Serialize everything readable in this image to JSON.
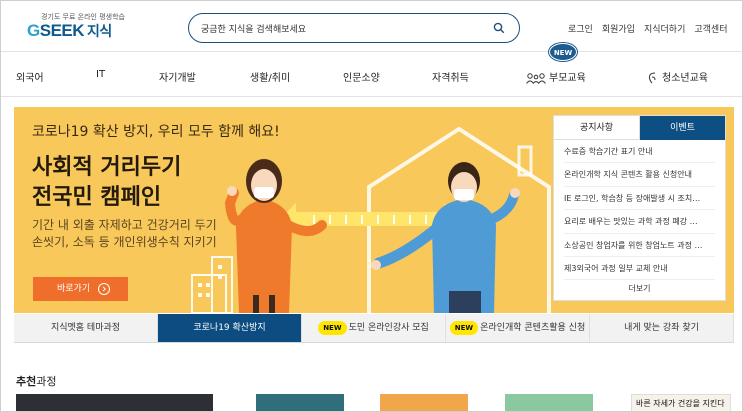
{
  "header": {
    "logo_small": "경기도 무료 온라인 평생학습",
    "logo_g": "G",
    "logo_main": "SEEK",
    "logo_kr": "지식",
    "search_placeholder": "궁금한 지식을 검색해보세요",
    "links": [
      "로그인",
      "회원가입",
      "지식더하기",
      "고객센터"
    ]
  },
  "nav": {
    "items": [
      "외국어",
      "IT",
      "자기개발",
      "생활/취미",
      "인문소양",
      "자격취득",
      "부모교육",
      "청소년교육"
    ],
    "new_badge": "NEW"
  },
  "banner": {
    "line1": "코로나19 확산 방지, 우리 모두 함께 해요!",
    "title1": "사회적 거리두기",
    "title2": "전국민 캠페인",
    "sub1": "기간 내 외출 자제하고 건강거리 두기",
    "sub2": "손씻기, 소독 등 개인위생수칙 지키기",
    "button": "바로가기",
    "colors": {
      "background": "#f8c85a",
      "button": "#ef6e2b"
    }
  },
  "notice": {
    "tabs": [
      "공지사항",
      "이벤트"
    ],
    "items": [
      "수료증 학습기간 표기 안내",
      "온라인개학 지식 콘텐츠 활용 신청안내",
      "IE 로그인, 학습창 등 장애발생 시 조치…",
      "요리로 배우는 맛있는 과학 과정 폐강 …",
      "소상공인 창업자를 위한 창업노트 과정 …",
      "제3외국어 과정 일부 교체 안내"
    ],
    "more": "더보기"
  },
  "banner_tabs": [
    {
      "label": "지식멧홈 테마과정",
      "new": false,
      "new_label": ""
    },
    {
      "label": "코로나19 확산방지",
      "new": false,
      "new_label": ""
    },
    {
      "label": "도민 온라인강사 모집",
      "new": true,
      "new_label": "NEW"
    },
    {
      "label": "온라인개학 콘텐츠활용 신청",
      "new": true,
      "new_label": "NEW"
    },
    {
      "label": "내게 맞는 강좌 찾기",
      "new": false,
      "new_label": ""
    }
  ],
  "recommend": {
    "title_bold": "추천",
    "title_rest": "과정",
    "thumb_text": "바른 자세가 건강을 지킨다"
  }
}
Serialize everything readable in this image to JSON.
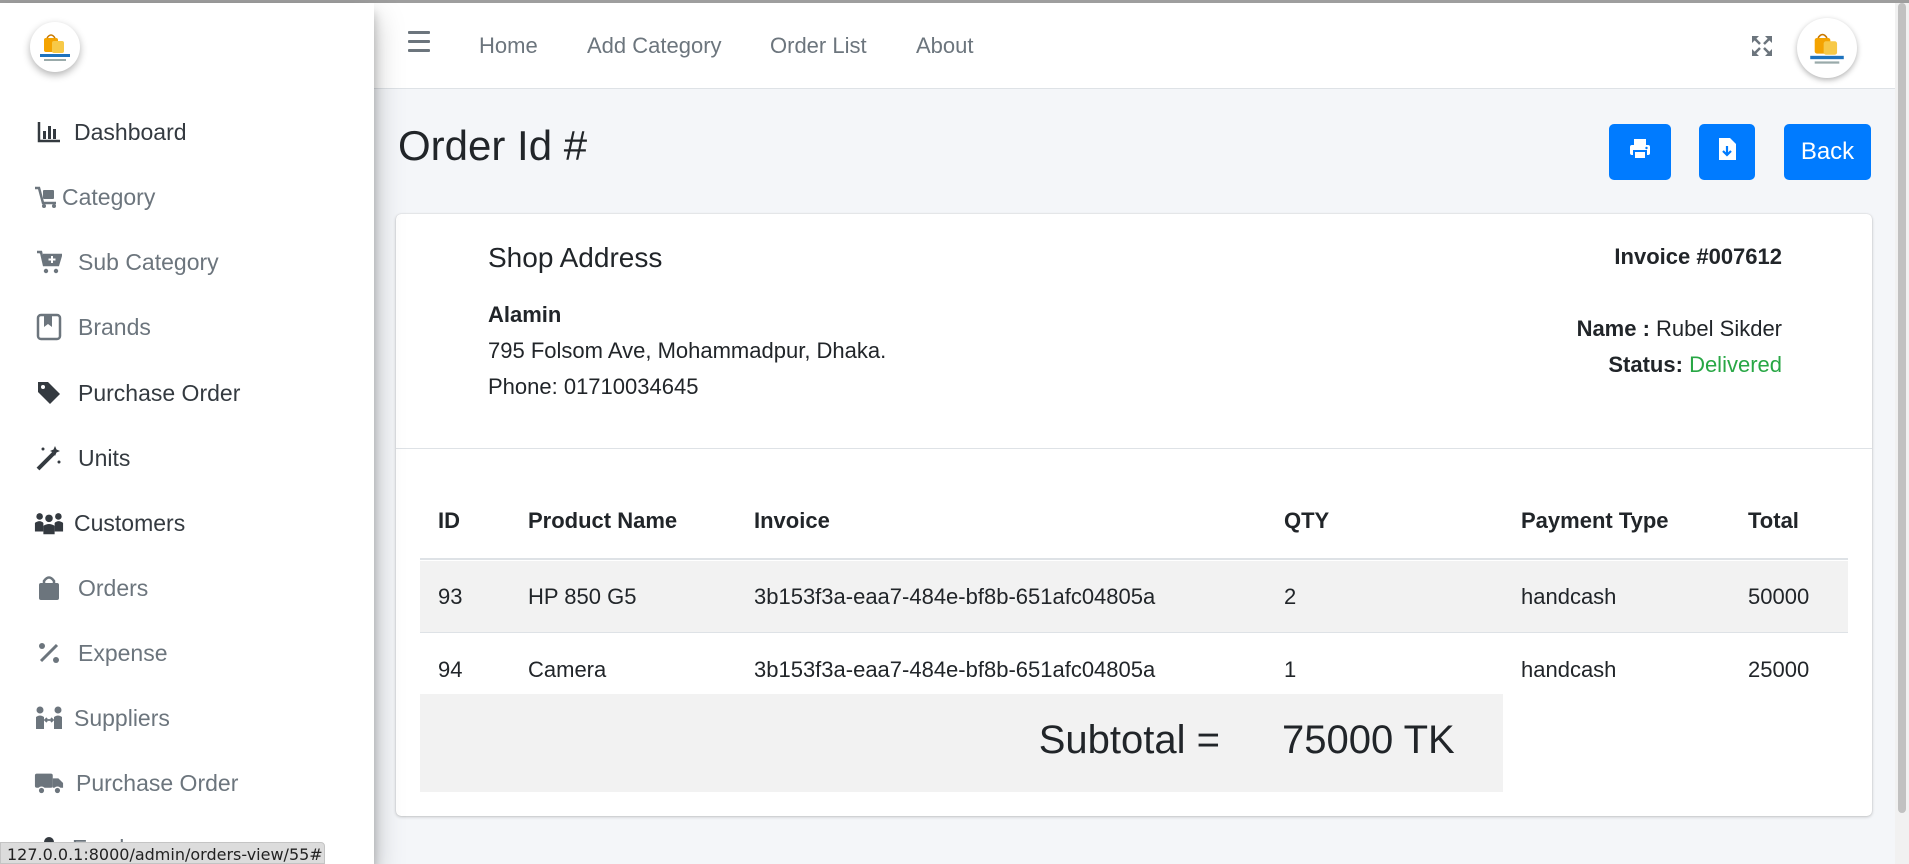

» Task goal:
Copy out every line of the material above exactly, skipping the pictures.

» Completed task:
Serialize everything readable in this image to JSON.
{
  "header": {
    "logo_small": "경기도 무료 온라인 평생학습",
    "logo_g": "G",
    "logo_main": "SEEK",
    "logo_kr": "지식",
    "search_placeholder": "궁금한 지식을 검색해보세요",
    "links": [
      "로그인",
      "회원가입",
      "지식더하기",
      "고객센터"
    ]
  },
  "nav": {
    "items": [
      "외국어",
      "IT",
      "자기개발",
      "생활/취미",
      "인문소양",
      "자격취득",
      "부모교육",
      "청소년교육"
    ],
    "new_badge": "NEW"
  },
  "banner": {
    "line1": "코로나19 확산 방지, 우리 모두 함께 해요!",
    "title1": "사회적 거리두기",
    "title2": "전국민 캠페인",
    "sub1": "기간 내 외출 자제하고 건강거리 두기",
    "sub2": "손씻기, 소독 등 개인위생수칙 지키기",
    "button": "바로가기",
    "colors": {
      "background": "#f8c85a",
      "button": "#ef6e2b"
    }
  },
  "notice": {
    "tabs": [
      "공지사항",
      "이벤트"
    ],
    "items": [
      "수료증 학습기간 표기 안내",
      "온라인개학 지식 콘텐츠 활용 신청안내",
      "IE 로그인, 학습창 등 장애발생 시 조치…",
      "요리로 배우는 맛있는 과학 과정 폐강 …",
      "소상공인 창업자를 위한 창업노트 과정 …",
      "제3외국어 과정 일부 교체 안내"
    ],
    "more": "더보기"
  },
  "banner_tabs": [
    {
      "label": "지식멧홈 테마과정",
      "new": false,
      "new_label": ""
    },
    {
      "label": "코로나19 확산방지",
      "new": false,
      "new_label": ""
    },
    {
      "label": "도민 온라인강사 모집",
      "new": true,
      "new_label": "NEW"
    },
    {
      "label": "온라인개학 콘텐츠활용 신청",
      "new": true,
      "new_label": "NEW"
    },
    {
      "label": "내게 맞는 강좌 찾기",
      "new": false,
      "new_label": ""
    }
  ],
  "recommend": {
    "title_bold": "추천",
    "title_rest": "과정",
    "thumb_text": "바른 자세가 건강을 지킨다"
  }
}
Serialize everything readable in this image to JSON.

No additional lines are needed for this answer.